While the 2016 offseason featured plenty of players moving around and filling voids for teams, it also meant that a few players who deserve starting spots likely won’t have them this coming season. Even with free agency aside, when you look across the NFL, there are quite a few key weapons who really shouldn’t ride the pine anymore.
While there’s usually a good reason for them to sit out (like a star player in front of them), this doesn’t mean they belong on the bench. These six players won’t be traded before the 2016 season, but they all have strong arguments for getting more playing time and being a starter.
Charcandrick West/Spencer Ware, RB, Kansas City Chiefs
We had to pair these two together — it wouldn’t be right otherwise — as they’re both heading back to the bench in 2016. With a healthy Jamaal Charles, it’s understandable why neither of them are starting for the Chiefs, but both players stepped up beautifully when Charles went down with an injury last season.

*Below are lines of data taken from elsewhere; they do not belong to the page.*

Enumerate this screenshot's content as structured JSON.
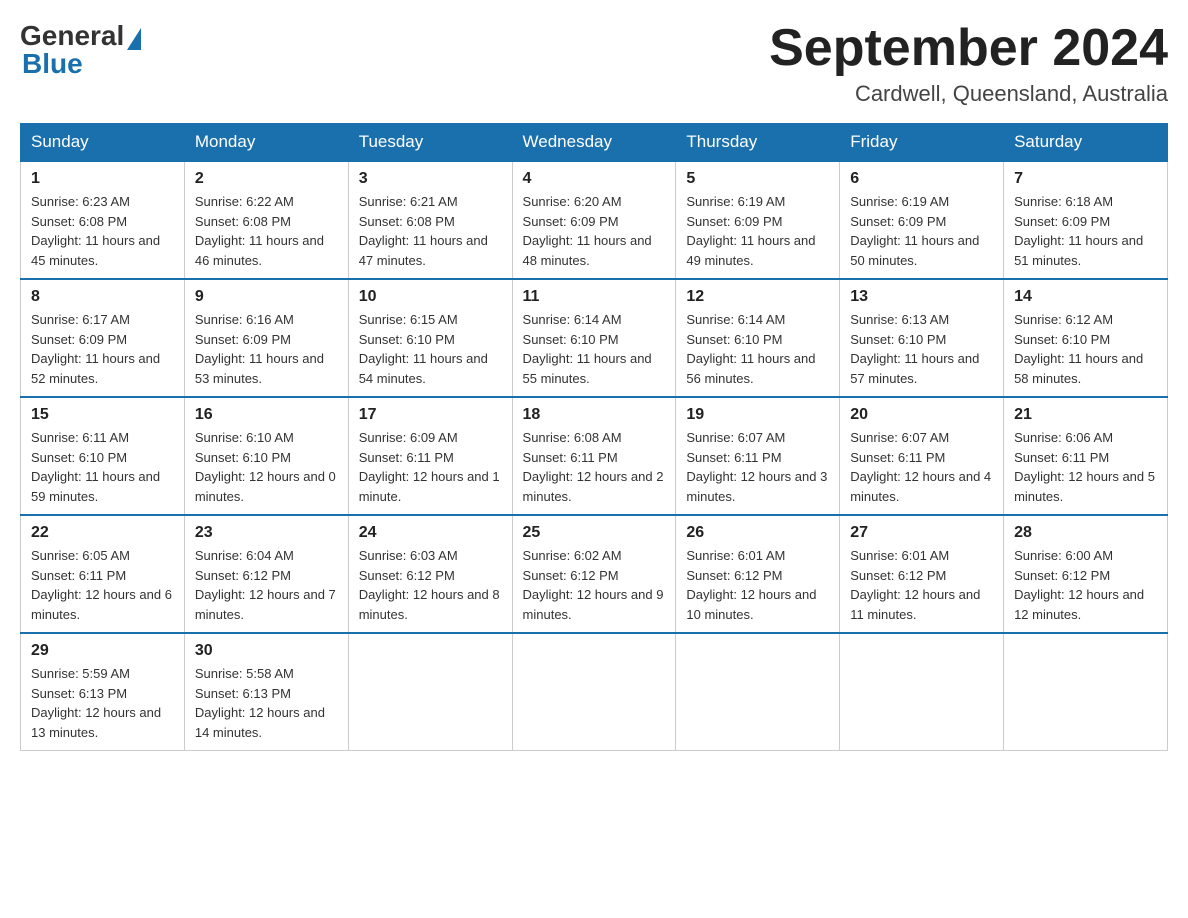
{
  "header": {
    "logo_general": "General",
    "logo_blue": "Blue",
    "month_title": "September 2024",
    "location": "Cardwell, Queensland, Australia"
  },
  "days_of_week": [
    "Sunday",
    "Monday",
    "Tuesday",
    "Wednesday",
    "Thursday",
    "Friday",
    "Saturday"
  ],
  "weeks": [
    [
      {
        "day": "1",
        "sunrise": "6:23 AM",
        "sunset": "6:08 PM",
        "daylight": "11 hours and 45 minutes."
      },
      {
        "day": "2",
        "sunrise": "6:22 AM",
        "sunset": "6:08 PM",
        "daylight": "11 hours and 46 minutes."
      },
      {
        "day": "3",
        "sunrise": "6:21 AM",
        "sunset": "6:08 PM",
        "daylight": "11 hours and 47 minutes."
      },
      {
        "day": "4",
        "sunrise": "6:20 AM",
        "sunset": "6:09 PM",
        "daylight": "11 hours and 48 minutes."
      },
      {
        "day": "5",
        "sunrise": "6:19 AM",
        "sunset": "6:09 PM",
        "daylight": "11 hours and 49 minutes."
      },
      {
        "day": "6",
        "sunrise": "6:19 AM",
        "sunset": "6:09 PM",
        "daylight": "11 hours and 50 minutes."
      },
      {
        "day": "7",
        "sunrise": "6:18 AM",
        "sunset": "6:09 PM",
        "daylight": "11 hours and 51 minutes."
      }
    ],
    [
      {
        "day": "8",
        "sunrise": "6:17 AM",
        "sunset": "6:09 PM",
        "daylight": "11 hours and 52 minutes."
      },
      {
        "day": "9",
        "sunrise": "6:16 AM",
        "sunset": "6:09 PM",
        "daylight": "11 hours and 53 minutes."
      },
      {
        "day": "10",
        "sunrise": "6:15 AM",
        "sunset": "6:10 PM",
        "daylight": "11 hours and 54 minutes."
      },
      {
        "day": "11",
        "sunrise": "6:14 AM",
        "sunset": "6:10 PM",
        "daylight": "11 hours and 55 minutes."
      },
      {
        "day": "12",
        "sunrise": "6:14 AM",
        "sunset": "6:10 PM",
        "daylight": "11 hours and 56 minutes."
      },
      {
        "day": "13",
        "sunrise": "6:13 AM",
        "sunset": "6:10 PM",
        "daylight": "11 hours and 57 minutes."
      },
      {
        "day": "14",
        "sunrise": "6:12 AM",
        "sunset": "6:10 PM",
        "daylight": "11 hours and 58 minutes."
      }
    ],
    [
      {
        "day": "15",
        "sunrise": "6:11 AM",
        "sunset": "6:10 PM",
        "daylight": "11 hours and 59 minutes."
      },
      {
        "day": "16",
        "sunrise": "6:10 AM",
        "sunset": "6:10 PM",
        "daylight": "12 hours and 0 minutes."
      },
      {
        "day": "17",
        "sunrise": "6:09 AM",
        "sunset": "6:11 PM",
        "daylight": "12 hours and 1 minute."
      },
      {
        "day": "18",
        "sunrise": "6:08 AM",
        "sunset": "6:11 PM",
        "daylight": "12 hours and 2 minutes."
      },
      {
        "day": "19",
        "sunrise": "6:07 AM",
        "sunset": "6:11 PM",
        "daylight": "12 hours and 3 minutes."
      },
      {
        "day": "20",
        "sunrise": "6:07 AM",
        "sunset": "6:11 PM",
        "daylight": "12 hours and 4 minutes."
      },
      {
        "day": "21",
        "sunrise": "6:06 AM",
        "sunset": "6:11 PM",
        "daylight": "12 hours and 5 minutes."
      }
    ],
    [
      {
        "day": "22",
        "sunrise": "6:05 AM",
        "sunset": "6:11 PM",
        "daylight": "12 hours and 6 minutes."
      },
      {
        "day": "23",
        "sunrise": "6:04 AM",
        "sunset": "6:12 PM",
        "daylight": "12 hours and 7 minutes."
      },
      {
        "day": "24",
        "sunrise": "6:03 AM",
        "sunset": "6:12 PM",
        "daylight": "12 hours and 8 minutes."
      },
      {
        "day": "25",
        "sunrise": "6:02 AM",
        "sunset": "6:12 PM",
        "daylight": "12 hours and 9 minutes."
      },
      {
        "day": "26",
        "sunrise": "6:01 AM",
        "sunset": "6:12 PM",
        "daylight": "12 hours and 10 minutes."
      },
      {
        "day": "27",
        "sunrise": "6:01 AM",
        "sunset": "6:12 PM",
        "daylight": "12 hours and 11 minutes."
      },
      {
        "day": "28",
        "sunrise": "6:00 AM",
        "sunset": "6:12 PM",
        "daylight": "12 hours and 12 minutes."
      }
    ],
    [
      {
        "day": "29",
        "sunrise": "5:59 AM",
        "sunset": "6:13 PM",
        "daylight": "12 hours and 13 minutes."
      },
      {
        "day": "30",
        "sunrise": "5:58 AM",
        "sunset": "6:13 PM",
        "daylight": "12 hours and 14 minutes."
      },
      null,
      null,
      null,
      null,
      null
    ]
  ],
  "labels": {
    "sunrise": "Sunrise:",
    "sunset": "Sunset:",
    "daylight": "Daylight:"
  }
}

West finished up the year with 160 attempts for 634 yards and four touchdowns, while Ware had 72 attempts for 403 yards and six touchdowns. Together, the two of them made a pretty strong backfield, and it made sense why the Chiefs chose to sign both of them to contract extensions this offseason. It seems that Kansas City is prepared for life after Charles, whenever that may be.
Karlos Williams, RB, Buffalo Bills
While there were some mixed reviews from Williams’ rookie campaign at times, you can’t deny the fact that this guy has a knack for finding the end zone. He scored nine total touchdowns last season, while averaging 5.6-yards-per-carry as well. The problem? He saw just 93 carries as he was stuck behind LeSean McCoy on the depth chart, and he also dealt with some injury issues.
Regardless, Williams is just 23 years old, and he has tremendous upside. It wouldn’t be the slightest bit shocking to see him wind up as a starter sooner rather than later, but with McCoy locked into a contract through 2019, Williams’ opportunity to start may have to come with a different team.
Dorial Green-Beckham, WR, Tennessee Titans
Wide receivers are tough to call “bench players,” especially in this situation, but one thing that’s certain is that the decision by Tennessee to sign Rishard Matthews will definitely hit Green-Beckham’s value in 2016.
Kendall Wright will likely remain the starter opposite of Matthews, which means that DGB will take a backseat as the No. 3 receiver. Yes, he will still see plenty of playing time, but we’re technically going to call him a “backup,” because that’s basically what he is at this point.
It’s tough for Green-Beckham, as he had a pretty productive rookie season, catching 32 passes for 549 yards and four touchdowns. He had two 100-plus yard receiving games, and both came over the last five games of the season, so it’s obvious his upside is there and he’s coming along well. Green-Beckham should be on the field, and hopefully he can find plenty of time this coming season.
Charles Sims, RB, Tampa Bay Buccaneers
It had to be a little brutal for Sims, in all honesty. This offseason it seemed as though Doug Martin may leave town, which would open the door for a full-time workload for the third-year back. Sims improved massively from his rookie season to his sophomore campaign, increasing his yards-per-carry from 2.8 to 4.9, while rushing for 529 yards, catching 51 passes for 561 yards, and scoring four touchdowns.
Sims has a role in the Tampa Bay offense, but he has a strong argument for why he should be the No. 1 running back in town. Instead, the Buccaneers re-signed Martin to a five-year deal, meaning that it may be Sims who leaves town eventually before Martin does.
Tevin Coleman, RB, Atlanta Falcons
What a strange, strange situation Coleman finds himself in. After being named the starter and getting 20 carries in Week 1, an injury allowed Devonta Freeman the chance to start, and we all know that he took that opportunity and never looked back. This left Coleman looking at no more than four carries in any game where Freeman was healthy — but there was still opportunity for Coleman later in the season.
Freeman unfortunately suffered a concussion, which meant that Coleman was asked to carry the load. While he wasn’t great in the first game against the Indianapolis Colts, in the next game against the Minnesota Vikings, he saw 18 carries and finished with 110 yards. When the 2015 season came to a close, Coleman had averaged 4.5-yards-per-carry, with 392 yards and one touchdown.
The upside is obviously there, but as long as he’s behind Freeman, he probably won’t start. It’ll be interesting to see how this plays out over the coming year or two.
Duke Johnson Jr., RB, Cleveland Browns
Duke Johnson Jr. certainly didn’t have the best rookie season rushing the ball, as he finished with 104 attempts for 379 yards (3.6 yards-per-carry). For most rookie running backs though, it will take some time to get acclimated to the NFL. Fortunately, Johnson made up for it in a big way with his receiving abilities, catching 61 passes for 534 yards and two touchdowns.
It’s not even so much that the 22-year-old running back from Miami has completely earned the starting role, but the Browns badly need playmakers too. Should he start over Isaiah Crowell? Yes, he should.
Crowell hasn’t been bad in his first two seasons, but he hit a decline in 2015, as he saw more carries, but had a worse yards-per-carry average and scored four fewer touchdowns as well. Don’t be shocked if Johnson gets more work in 2015 and slowly gets pushed toward the starter role.